• Problem to solve: Lines that include the string "person" are the ones to copy from the entries below.

Records from a data collection
• • •
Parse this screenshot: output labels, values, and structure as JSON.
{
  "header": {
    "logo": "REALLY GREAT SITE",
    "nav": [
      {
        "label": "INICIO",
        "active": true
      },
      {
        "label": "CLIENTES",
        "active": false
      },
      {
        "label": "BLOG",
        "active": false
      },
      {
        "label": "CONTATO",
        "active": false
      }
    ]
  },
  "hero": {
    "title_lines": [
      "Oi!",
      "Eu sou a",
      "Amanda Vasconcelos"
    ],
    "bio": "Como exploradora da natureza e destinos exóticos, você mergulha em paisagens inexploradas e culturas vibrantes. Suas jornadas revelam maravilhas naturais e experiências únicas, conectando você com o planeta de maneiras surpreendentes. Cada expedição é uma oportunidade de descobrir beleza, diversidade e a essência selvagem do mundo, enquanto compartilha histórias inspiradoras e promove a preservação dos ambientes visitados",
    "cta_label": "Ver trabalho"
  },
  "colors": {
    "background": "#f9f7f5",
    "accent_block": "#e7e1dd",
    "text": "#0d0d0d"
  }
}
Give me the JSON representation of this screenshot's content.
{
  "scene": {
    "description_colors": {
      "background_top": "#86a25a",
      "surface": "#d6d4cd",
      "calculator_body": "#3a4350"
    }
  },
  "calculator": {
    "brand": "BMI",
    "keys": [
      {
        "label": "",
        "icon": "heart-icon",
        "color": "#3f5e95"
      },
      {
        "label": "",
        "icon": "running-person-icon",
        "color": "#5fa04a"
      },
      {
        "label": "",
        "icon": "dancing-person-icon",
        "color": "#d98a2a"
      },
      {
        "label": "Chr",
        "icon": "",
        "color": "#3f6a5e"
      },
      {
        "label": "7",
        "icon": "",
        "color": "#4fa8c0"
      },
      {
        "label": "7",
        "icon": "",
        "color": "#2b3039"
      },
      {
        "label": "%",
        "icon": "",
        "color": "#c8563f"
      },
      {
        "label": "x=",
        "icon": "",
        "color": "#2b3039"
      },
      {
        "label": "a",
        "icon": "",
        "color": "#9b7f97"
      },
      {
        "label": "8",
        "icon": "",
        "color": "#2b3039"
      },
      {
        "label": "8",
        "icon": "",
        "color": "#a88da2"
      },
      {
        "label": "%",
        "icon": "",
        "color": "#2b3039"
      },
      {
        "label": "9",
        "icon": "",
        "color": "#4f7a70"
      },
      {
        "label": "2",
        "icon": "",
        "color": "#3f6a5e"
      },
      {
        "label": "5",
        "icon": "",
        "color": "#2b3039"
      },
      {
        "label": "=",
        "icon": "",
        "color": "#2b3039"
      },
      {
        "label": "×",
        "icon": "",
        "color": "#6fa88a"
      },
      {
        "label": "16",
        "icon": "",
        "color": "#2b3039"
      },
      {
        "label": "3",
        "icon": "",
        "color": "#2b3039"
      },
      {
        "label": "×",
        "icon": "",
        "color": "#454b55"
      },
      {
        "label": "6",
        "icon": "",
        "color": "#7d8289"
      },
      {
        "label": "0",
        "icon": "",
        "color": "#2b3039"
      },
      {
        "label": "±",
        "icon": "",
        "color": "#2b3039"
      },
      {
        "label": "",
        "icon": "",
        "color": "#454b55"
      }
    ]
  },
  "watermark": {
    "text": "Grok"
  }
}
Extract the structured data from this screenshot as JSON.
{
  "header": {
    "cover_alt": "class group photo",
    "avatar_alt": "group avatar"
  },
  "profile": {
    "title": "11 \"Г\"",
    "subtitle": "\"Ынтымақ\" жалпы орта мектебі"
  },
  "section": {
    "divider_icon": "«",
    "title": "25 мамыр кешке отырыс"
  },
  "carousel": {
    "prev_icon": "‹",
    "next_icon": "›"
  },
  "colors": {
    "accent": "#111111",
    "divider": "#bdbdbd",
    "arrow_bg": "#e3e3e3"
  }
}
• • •
• Answer for this exercise:
        "icon": "running-person-icon",
        "icon": "dancing-person-icon",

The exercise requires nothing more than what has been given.